Accountabilities starting with “Overseeing…”, “Supervising…”, “Managing…”
Usually indicates an attempt at controlling someone else's work. As explained above, an accountability does NOT convey this authority. Again, Holacracy forces us to be clearer on the relationship between roles. Ask yourself the question: what type of activity are you envisioning when “supervising” the work of another role? Is your goal to be available to support and coach because you have more subject matter expertise? Or do you want your role to be a gatekeeper, so that the output of the work can’t be released without your approval? Or something else? Here is how you can improve the proposal depending on the actual need/tension behind the proposal. If you want to offer support to other roles, you can simply call it out by using one of those verbs instead: "Supporting...", "Assisting...", "Coaching...". If you want your role to be a gatekeeper to another role's work, call it out clearly.
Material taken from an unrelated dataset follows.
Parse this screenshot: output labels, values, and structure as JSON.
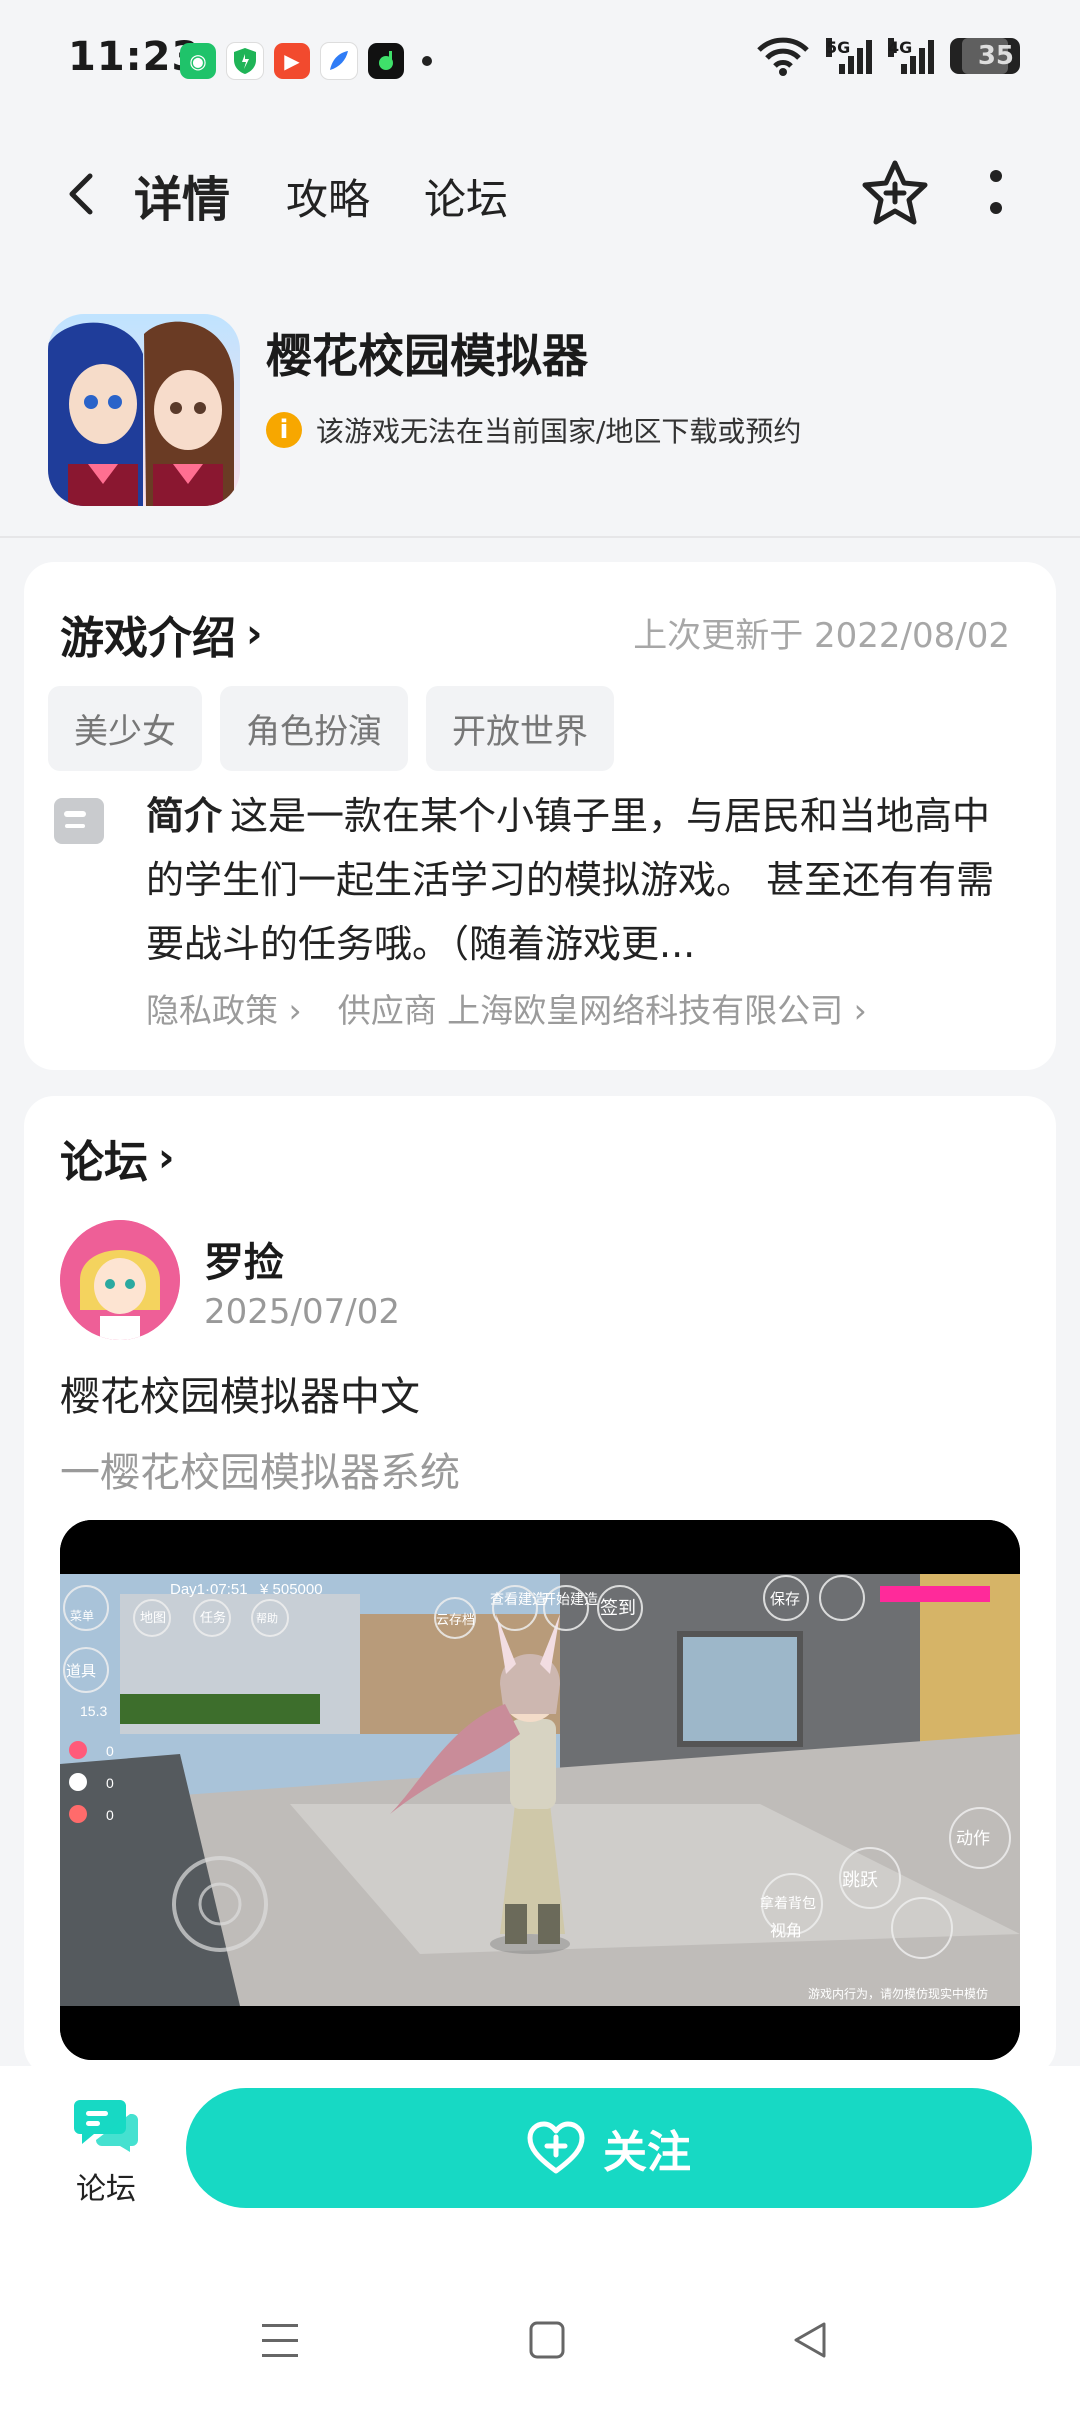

Let’s see how below.
One caveat about “Managing”: even though using “Managing” is sometimes an attempt at describing an authority over another role’s work (e.g., “Managing the Customer Service Agents”), at other times it’s a perfectly appropriate accountability when it’s describing the administration of something (e.g., “Managing relevant vendor relationships with Internet providers”).
Accountabilities starting with “Approving…”
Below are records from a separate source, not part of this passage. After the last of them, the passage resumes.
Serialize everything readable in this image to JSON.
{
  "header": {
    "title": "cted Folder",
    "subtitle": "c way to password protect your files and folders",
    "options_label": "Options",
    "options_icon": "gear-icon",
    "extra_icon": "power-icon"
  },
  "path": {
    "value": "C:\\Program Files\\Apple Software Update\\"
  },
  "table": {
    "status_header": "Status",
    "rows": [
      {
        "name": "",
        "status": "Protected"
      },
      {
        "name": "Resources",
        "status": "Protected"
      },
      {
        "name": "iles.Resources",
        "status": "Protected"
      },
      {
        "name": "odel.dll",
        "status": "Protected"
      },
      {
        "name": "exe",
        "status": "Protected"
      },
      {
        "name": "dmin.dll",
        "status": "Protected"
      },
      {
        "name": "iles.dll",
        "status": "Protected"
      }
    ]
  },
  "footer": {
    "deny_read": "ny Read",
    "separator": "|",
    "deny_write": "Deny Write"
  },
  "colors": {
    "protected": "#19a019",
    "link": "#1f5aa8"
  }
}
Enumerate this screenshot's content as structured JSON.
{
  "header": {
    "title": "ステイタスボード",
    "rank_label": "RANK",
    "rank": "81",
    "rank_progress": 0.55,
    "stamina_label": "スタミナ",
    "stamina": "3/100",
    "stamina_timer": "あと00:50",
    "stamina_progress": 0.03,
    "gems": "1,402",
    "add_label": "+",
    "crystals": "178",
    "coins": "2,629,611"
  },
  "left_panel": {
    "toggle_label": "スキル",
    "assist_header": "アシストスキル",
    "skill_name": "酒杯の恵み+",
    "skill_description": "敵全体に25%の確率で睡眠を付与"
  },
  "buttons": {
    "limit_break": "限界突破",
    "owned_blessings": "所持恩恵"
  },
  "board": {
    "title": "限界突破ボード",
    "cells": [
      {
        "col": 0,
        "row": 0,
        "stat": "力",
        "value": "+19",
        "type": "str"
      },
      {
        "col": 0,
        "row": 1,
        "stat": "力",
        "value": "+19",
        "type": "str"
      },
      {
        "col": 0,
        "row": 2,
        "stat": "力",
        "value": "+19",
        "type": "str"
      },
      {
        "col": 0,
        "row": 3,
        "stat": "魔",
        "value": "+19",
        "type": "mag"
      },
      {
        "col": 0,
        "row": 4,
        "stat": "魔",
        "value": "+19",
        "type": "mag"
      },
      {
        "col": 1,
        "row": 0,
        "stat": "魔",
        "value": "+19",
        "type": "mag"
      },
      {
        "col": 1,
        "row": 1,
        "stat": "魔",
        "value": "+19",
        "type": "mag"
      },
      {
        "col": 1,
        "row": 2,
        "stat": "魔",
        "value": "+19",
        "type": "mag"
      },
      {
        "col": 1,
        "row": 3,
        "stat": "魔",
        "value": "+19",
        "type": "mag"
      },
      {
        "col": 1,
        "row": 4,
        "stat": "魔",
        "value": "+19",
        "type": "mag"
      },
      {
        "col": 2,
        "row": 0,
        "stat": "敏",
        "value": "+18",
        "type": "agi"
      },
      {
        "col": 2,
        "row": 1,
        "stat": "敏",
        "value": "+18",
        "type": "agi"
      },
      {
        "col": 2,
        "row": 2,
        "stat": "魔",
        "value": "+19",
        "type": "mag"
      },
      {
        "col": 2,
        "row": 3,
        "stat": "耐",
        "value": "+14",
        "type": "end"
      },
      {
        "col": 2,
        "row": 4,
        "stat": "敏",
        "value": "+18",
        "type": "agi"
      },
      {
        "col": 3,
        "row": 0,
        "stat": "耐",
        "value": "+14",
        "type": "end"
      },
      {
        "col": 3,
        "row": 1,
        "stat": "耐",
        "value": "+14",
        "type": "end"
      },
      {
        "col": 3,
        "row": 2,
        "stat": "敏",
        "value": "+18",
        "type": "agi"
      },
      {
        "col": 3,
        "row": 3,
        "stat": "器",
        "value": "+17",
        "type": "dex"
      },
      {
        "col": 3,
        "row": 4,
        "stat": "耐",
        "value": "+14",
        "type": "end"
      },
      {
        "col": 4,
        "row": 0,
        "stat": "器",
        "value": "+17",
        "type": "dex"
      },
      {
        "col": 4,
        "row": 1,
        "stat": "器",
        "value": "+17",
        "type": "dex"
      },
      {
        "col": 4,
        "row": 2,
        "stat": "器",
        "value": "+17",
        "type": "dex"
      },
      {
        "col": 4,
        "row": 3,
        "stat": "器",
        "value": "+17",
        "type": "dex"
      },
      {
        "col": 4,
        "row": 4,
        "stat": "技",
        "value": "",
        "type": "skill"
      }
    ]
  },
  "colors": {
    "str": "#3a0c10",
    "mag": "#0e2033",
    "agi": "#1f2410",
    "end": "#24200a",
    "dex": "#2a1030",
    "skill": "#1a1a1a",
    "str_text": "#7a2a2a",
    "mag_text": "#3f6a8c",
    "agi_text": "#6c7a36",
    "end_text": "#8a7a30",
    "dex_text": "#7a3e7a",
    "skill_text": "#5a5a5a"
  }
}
Usually indicates an attempt at creating a gatekeeper over some process or resource. Here again, an accountability does NOT limit other roles in any way, so the desired result is not achieved with such accountability. If you think about it, technically an accountability for "approving" means that other roles can expect this role will be "approving" stuff — not “evaluating and making a decision”, just “approving”... And even if the role decides not to “approve”, there is no constraint on other roles to align with this decision... so what’s the point? Indeed, it’s not very meaningful.
Instead, you usually want a Domain or a Policy to restrict other roles from impacting a particular process or resource. For example, at HolacracyOne we currently have a Writer role accountable for writing blog posts, and a Web Publisher role acting as a gatekeeper to our blog content. To get this blog post published, I’ve had to write it and submit it to Chris, in his Web Publisher role, who had the authority to decide whether to publish it or not (thanks Chris for approving it!). This authority is given to his role because of the Domain it has over “HolacracyOne’s blog content” — which means no other role can impact the blog content without his permission.